We provide an example of the base class for any hard function along with an example of the -margin signum operand (Equation 11) below. The BaseHardFn

accepts the input tensor

x along with the DAB approximation (soft_y). Coupling this with the DAB loss (Equation 4.1) provides a basic interface for using DABs with any model.

    @staticmethod
    def forward(ctx, x, soft_y, hard_fn, *args):
        """ Runs the hard function for forward, cache the output and returns.
            All hard functions should inherit from this, it implements the autograd override.
        :param ctx: pytorch context, automatically passed in.
        :param x: input tensor.
        :param soft_y: forward pass output 

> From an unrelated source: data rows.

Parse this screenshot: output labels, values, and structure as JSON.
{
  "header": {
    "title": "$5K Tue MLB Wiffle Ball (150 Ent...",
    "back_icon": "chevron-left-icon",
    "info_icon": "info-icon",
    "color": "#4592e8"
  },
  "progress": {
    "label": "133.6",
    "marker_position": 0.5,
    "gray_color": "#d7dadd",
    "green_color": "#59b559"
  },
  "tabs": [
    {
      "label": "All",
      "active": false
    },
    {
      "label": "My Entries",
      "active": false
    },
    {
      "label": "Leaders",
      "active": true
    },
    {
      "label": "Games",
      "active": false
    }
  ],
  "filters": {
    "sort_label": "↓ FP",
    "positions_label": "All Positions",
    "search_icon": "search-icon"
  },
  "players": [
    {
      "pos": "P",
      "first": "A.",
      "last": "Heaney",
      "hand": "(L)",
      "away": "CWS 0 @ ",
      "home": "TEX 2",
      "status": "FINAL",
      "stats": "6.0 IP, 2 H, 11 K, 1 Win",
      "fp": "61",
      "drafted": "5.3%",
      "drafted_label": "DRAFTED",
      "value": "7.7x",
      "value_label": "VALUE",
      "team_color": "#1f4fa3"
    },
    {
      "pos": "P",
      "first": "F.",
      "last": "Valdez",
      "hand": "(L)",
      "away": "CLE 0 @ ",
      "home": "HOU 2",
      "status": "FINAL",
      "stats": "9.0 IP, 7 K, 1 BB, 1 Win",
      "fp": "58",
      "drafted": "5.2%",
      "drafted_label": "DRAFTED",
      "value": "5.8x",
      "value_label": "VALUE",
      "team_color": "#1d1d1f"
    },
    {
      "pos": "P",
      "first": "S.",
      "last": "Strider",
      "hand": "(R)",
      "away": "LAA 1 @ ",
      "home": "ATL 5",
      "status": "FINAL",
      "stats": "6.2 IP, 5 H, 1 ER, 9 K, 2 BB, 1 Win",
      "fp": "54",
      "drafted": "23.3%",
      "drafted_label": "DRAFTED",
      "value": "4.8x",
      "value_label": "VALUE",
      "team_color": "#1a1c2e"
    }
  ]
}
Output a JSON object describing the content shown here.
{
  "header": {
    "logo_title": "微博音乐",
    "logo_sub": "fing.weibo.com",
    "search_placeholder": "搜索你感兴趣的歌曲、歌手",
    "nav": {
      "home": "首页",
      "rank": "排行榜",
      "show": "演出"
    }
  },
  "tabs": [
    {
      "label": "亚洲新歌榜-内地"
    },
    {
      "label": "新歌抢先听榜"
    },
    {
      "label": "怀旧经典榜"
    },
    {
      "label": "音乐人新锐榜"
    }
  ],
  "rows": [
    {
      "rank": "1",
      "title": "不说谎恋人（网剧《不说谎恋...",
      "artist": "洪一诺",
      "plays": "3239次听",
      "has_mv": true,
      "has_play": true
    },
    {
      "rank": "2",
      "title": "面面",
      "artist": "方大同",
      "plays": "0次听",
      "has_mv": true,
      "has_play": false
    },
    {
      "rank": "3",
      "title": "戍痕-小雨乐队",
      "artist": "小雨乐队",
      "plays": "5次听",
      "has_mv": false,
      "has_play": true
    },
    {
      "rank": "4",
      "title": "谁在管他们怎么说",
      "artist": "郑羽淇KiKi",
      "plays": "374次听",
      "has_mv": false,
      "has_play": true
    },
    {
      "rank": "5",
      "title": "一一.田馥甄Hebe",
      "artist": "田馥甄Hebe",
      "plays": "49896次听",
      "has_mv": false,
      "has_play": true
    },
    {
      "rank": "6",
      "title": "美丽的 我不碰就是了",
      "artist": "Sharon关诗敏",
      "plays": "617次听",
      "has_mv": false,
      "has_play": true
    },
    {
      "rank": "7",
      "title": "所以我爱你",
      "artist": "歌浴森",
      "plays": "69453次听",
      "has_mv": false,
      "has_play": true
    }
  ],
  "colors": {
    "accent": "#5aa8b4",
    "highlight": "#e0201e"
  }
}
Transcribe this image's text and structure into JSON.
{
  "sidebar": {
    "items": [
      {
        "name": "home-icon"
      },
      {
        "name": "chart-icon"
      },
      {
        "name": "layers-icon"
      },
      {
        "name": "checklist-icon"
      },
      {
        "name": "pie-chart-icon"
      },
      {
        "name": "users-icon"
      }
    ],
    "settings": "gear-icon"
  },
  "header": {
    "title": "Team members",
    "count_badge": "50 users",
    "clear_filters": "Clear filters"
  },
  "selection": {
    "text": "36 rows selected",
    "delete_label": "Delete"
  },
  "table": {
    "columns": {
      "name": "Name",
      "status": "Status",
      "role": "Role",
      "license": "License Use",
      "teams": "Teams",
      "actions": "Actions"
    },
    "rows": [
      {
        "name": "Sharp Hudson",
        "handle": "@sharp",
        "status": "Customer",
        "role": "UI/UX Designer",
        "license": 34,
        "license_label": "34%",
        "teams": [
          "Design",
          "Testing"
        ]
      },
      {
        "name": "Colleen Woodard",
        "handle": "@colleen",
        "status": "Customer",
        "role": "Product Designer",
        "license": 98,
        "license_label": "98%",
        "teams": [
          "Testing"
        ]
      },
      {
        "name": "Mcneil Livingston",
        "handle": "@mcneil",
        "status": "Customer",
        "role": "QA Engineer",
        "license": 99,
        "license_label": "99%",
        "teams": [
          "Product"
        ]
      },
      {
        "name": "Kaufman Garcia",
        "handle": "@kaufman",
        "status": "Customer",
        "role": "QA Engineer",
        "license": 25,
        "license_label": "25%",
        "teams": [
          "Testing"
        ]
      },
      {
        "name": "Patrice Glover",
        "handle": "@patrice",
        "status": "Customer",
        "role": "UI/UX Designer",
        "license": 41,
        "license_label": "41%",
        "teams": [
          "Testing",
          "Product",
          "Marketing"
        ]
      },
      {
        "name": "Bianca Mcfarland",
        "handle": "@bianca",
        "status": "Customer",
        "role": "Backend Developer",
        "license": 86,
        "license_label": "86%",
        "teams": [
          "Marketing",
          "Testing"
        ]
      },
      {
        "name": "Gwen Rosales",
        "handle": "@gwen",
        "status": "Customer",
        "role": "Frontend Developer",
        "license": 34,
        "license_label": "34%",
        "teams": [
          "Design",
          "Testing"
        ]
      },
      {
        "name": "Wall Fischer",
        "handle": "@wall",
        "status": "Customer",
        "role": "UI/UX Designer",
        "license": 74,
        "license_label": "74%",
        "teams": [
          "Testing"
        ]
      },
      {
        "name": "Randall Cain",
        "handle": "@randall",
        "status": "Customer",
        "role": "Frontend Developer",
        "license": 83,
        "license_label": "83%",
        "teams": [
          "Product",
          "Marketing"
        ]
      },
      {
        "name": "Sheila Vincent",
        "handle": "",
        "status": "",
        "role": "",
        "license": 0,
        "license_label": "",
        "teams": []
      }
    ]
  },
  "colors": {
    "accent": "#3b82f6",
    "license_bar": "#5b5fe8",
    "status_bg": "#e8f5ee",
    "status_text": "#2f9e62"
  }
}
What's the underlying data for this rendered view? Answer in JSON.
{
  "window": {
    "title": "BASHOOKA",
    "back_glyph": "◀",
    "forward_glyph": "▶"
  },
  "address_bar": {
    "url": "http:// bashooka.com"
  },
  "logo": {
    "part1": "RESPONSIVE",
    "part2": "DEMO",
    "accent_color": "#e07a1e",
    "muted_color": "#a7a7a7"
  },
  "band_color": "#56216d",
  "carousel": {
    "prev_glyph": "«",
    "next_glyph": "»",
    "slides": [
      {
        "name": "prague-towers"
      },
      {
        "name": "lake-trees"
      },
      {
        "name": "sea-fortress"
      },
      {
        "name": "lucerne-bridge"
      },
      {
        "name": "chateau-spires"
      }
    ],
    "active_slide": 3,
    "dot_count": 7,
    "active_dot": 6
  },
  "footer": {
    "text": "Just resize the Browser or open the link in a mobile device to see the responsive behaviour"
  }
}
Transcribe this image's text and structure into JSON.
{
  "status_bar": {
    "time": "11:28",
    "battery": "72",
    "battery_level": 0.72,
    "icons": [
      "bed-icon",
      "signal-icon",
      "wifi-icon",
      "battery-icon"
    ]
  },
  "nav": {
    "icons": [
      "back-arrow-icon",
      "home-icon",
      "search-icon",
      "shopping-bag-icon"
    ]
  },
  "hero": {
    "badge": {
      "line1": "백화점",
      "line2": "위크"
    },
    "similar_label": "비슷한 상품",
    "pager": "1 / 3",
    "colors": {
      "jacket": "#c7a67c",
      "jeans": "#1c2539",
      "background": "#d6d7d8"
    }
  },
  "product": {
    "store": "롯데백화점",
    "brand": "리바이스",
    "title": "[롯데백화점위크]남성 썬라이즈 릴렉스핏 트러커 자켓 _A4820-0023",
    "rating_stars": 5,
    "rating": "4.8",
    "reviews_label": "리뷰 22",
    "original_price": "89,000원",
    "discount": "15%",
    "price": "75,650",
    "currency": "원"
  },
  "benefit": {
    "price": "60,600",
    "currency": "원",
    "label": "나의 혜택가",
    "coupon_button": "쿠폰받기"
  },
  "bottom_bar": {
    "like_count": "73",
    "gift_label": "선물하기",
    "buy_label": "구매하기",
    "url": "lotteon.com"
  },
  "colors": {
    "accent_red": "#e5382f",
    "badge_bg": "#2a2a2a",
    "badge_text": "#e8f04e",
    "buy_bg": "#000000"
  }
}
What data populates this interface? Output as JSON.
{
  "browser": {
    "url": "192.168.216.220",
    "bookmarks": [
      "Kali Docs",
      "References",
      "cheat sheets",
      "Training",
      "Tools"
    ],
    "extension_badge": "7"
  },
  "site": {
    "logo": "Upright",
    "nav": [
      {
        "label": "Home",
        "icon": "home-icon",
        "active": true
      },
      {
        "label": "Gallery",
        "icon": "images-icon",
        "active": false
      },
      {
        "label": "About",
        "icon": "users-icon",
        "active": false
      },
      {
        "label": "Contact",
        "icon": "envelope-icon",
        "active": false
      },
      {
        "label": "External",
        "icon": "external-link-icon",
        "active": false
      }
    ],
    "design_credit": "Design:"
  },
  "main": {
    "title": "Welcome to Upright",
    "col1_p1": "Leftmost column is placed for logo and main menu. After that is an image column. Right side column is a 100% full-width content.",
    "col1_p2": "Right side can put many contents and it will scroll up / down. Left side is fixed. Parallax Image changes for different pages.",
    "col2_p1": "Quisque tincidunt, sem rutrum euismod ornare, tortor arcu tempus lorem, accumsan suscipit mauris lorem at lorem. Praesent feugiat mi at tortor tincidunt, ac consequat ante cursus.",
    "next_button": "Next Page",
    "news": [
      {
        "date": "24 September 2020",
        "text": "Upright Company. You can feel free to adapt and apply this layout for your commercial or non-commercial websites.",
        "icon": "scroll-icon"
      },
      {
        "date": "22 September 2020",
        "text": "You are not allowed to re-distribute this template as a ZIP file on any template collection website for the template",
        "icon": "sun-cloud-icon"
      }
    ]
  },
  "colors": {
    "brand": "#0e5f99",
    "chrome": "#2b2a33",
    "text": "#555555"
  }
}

(logits)

 of DAB approximator network.
        :param hard_fn: to be passed in from derived class.
        :param args: list of args to pass to hard function.
        :returns: hard_fn(tensor), backward pass using DAB.
        :rtype: torch.Tensor
        """
        hard = hard_fn(x, *args)
        saveable_args = list([a for a in args if isinstance(a, torch.Tensor)])
        ctx.save_for_backward(x, soft_y, *saveable_args)
        return hard
    @staticmethod
    def _hard_fn(x, *args):
        raise NotImplementedError("implement _hard_fn in derived class")
    @staticmethod
    def backward(ctx, grad_out):
        """ Returns DAB derivative.
        :param ctx: pytorch context, automatically passed in.
        :param grad_out: grads coming into layer
        :returns: dab_grad(tensor)
        :rtype: torch.Tensor
        """
        x, soft_y, *args = ctx.saved_tensors
        with torch.enable_grad():
            grad = torch.autograd.grad(outputs=soft_y, inputs=x,
                                       grad_outputs=grad_out,
                                       retain_graph=True)
        return grad[0], None, None, None
class SignumWithMargin(BaseHardFn):
    @staticmethod
    def _hard_fn(x, *args):
        """ x[x < -eps] = -1
            x[x > +eps] = 1
            else x = 0
        :param x: input tensor
        :param args: list of args with 0th element being eps
        :returns: signum(tensor)
        :rtype: torch.Tensor
        """
        eps = args[0] if len(args) > 0 else 0.5
        sig = torch.zeros_like(x)
        sig[x < -eps] = -1
        sig[x > eps] = 1
        return sig
    @staticmethod
    def forward(ctx, x, soft_y, *args):
        return BaseHardFn.forward(ctx, x, soft_y, SignumWithMargin._hard_fn, *args)

7.2 Model Hyper-Parameters

FashionMNIST CIFAR10 ImageNet Sorting Classification
Optimizer Adam RMSProp RMSProp Adam Adam
LR 1e-3 1e-4 1e-4 1e-4 1e-4
Batch-Size 128 128 192 1024 128
Activation ELU ReLU ELU Tanh ELU
Normalization Batchnorm
Batchnorm-Conv,
None-Dense
Batchnorm-Conv,
None-Dense
None Batchnorm
Layer-Type Similar to U-Net
Coord-Conv encoder,
Dense decoder
Resnet18 encoder,
Dense decoder
LSTM (gradclip 5) + Dense(256) CifarResnet18
DAB- 10 70 2 10 10